Items from a dataset:
↓↓↓
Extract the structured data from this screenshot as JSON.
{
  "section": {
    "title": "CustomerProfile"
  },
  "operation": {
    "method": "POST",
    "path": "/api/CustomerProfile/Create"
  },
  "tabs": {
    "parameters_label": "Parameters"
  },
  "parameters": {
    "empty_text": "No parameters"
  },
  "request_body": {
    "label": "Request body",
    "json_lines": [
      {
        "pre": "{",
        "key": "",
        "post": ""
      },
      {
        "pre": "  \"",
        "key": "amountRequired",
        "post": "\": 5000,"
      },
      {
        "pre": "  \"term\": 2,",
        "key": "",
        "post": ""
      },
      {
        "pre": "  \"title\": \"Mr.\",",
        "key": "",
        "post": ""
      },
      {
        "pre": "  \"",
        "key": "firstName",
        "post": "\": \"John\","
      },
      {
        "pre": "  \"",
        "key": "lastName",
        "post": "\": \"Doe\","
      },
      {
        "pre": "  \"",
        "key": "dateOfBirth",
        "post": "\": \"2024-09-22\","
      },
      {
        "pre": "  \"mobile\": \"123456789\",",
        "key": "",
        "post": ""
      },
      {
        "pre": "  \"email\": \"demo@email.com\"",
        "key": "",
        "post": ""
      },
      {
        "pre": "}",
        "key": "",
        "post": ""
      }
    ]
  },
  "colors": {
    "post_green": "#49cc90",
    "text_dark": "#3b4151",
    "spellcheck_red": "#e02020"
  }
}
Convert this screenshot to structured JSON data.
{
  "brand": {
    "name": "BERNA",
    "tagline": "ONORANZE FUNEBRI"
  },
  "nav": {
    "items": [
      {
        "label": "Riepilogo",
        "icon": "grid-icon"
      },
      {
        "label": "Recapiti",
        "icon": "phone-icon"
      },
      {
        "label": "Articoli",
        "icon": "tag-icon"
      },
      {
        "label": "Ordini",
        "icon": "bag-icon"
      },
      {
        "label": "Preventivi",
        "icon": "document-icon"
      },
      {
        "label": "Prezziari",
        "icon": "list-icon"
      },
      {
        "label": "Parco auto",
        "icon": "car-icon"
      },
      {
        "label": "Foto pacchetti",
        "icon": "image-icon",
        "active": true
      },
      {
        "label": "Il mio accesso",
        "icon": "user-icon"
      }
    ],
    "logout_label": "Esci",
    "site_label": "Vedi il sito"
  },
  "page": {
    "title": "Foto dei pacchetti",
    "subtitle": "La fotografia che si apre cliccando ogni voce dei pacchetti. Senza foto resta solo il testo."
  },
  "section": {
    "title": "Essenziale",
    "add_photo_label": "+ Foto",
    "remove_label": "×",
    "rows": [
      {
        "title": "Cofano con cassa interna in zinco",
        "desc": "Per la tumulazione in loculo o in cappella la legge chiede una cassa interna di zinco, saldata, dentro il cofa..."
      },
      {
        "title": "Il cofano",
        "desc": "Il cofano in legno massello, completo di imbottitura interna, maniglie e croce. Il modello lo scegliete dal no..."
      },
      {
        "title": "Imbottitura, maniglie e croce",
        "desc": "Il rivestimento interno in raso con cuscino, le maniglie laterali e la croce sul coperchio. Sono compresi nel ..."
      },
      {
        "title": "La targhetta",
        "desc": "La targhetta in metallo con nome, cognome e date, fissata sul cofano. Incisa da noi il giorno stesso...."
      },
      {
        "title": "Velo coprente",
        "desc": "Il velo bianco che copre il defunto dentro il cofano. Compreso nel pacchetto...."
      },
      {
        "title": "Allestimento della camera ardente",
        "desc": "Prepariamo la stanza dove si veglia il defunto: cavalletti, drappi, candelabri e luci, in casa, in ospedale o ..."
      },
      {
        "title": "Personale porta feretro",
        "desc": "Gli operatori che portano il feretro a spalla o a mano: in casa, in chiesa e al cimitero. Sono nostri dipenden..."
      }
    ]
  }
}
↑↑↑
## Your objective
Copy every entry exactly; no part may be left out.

## Exercise answer
Extract the structured data from this screenshot as JSON.
{
  "section": {
    "title": "CustomerProfile"
  },
  "operation": {
    "method": "POST",
    "path": "/api/CustomerProfile/Create"
  },
  "tabs": {
    "parameters_label": "Parameters"
  },
  "parameters": {
    "empty_text": "No parameters"
  },
  "request_body": {
    "label": "Request body",
    "json_lines": [
      {
        "pre": "{",
        "key": "",
        "post": ""
      },
      {
        "pre": "  \"",
        "key": "amountRequired",
        "post": "\": 5000,"
      },
      {
        "pre": "  \"term\": 2,",
        "key": "",
        "post": ""
      },
      {
        "pre": "  \"title\": \"Mr.\",",
        "key": "",
        "post": ""
      },
      {
        "pre": "  \"",
        "key": "firstName",
        "post": "\": \"John\","
      },
      {
        "pre": "  \"",
        "key": "lastName",
        "post": "\": \"Doe\","
      },
      {
        "pre": "  \"",
        "key": "dateOfBirth",
        "post": "\": \"2024-09-22\","
      },
      {
        "pre": "  \"mobile\": \"123456789\",",
        "key": "",
        "post": ""
      },
      {
        "pre": "  \"email\": \"demo@email.com\"",
        "key": "",
        "post": ""
      },
      {
        "pre": "}",
        "key": "",
        "post": ""
      }
    ]
  },
  "colors": {
    "post_green": "#49cc90",
    "text_dark": "#3b4151",
    "spellcheck_red": "#e02020"
  }
}
Convert this screenshot to structured JSON data.
{
  "brand": {
    "name": "BERNA",
    "tagline": "ONORANZE FUNEBRI"
  },
  "nav": {
    "items": [
      {
        "label": "Riepilogo",
        "icon": "grid-icon"
      },
      {
        "label": "Recapiti",
        "icon": "phone-icon"
      },
      {
        "label": "Articoli",
        "icon": "tag-icon"
      },
      {
        "label": "Ordini",
        "icon": "bag-icon"
      },
      {
        "label": "Preventivi",
        "icon": "document-icon"
      },
      {
        "label": "Prezziari",
        "icon": "list-icon"
      },
      {
        "label": "Parco auto",
        "icon": "car-icon"
      },
      {
        "label": "Foto pacchetti",
        "icon": "image-icon",
        "active": true
      },
      {
        "label": "Il mio accesso",
        "icon": "user-icon"
      }
    ],
    "logout_label": "Esci",
    "site_label": "Vedi il sito"
  },
  "page": {
    "title": "Foto dei pacchetti",
    "subtitle": "La fotografia che si apre cliccando ogni voce dei pacchetti. Senza foto resta solo il testo."
  },
  "section": {
    "title": "Essenziale",
    "add_photo_label": "+ Foto",
    "remove_label": "×",
    "rows": [
      {
        "title": "Cofano con cassa interna in zinco",
        "desc": "Per la tumulazione in loculo o in cappella la legge chiede una cassa interna di zinco, saldata, dentro il cofa..."
      },
      {
        "title": "Il cofano",
        "desc": "Il cofano in legno massello, completo di imbottitura interna, maniglie e croce. Il modello lo scegliete dal no..."
      },
      {
        "title": "Imbottitura, maniglie e croce",
        "desc": "Il rivestimento interno in raso con cuscino, le maniglie laterali e la croce sul coperchio. Sono compresi nel ..."
      },
      {
        "title": "La targhetta",
        "desc": "La targhetta in metallo con nome, cognome e date, fissata sul cofano. Incisa da noi il giorno stesso...."
      },
      {
        "title": "Velo coprente",
        "desc": "Il velo bianco che copre il defunto dentro il cofano. Compreso nel pacchetto...."
      },
      {
        "title": "Allestimento della camera ardente",
        "desc": "Prepariamo la stanza dove si veglia il defunto: cavalletti, drappi, candelabri e luci, in casa, in ospedale o ..."
      },
      {
        "title": "Personale porta feretro",
        "desc": "Gli operatori che portano il feretro a spalla o a mano: in casa, in chiesa e al cimitero. Sono nostri dipenden..."
      }
    ]
  }
}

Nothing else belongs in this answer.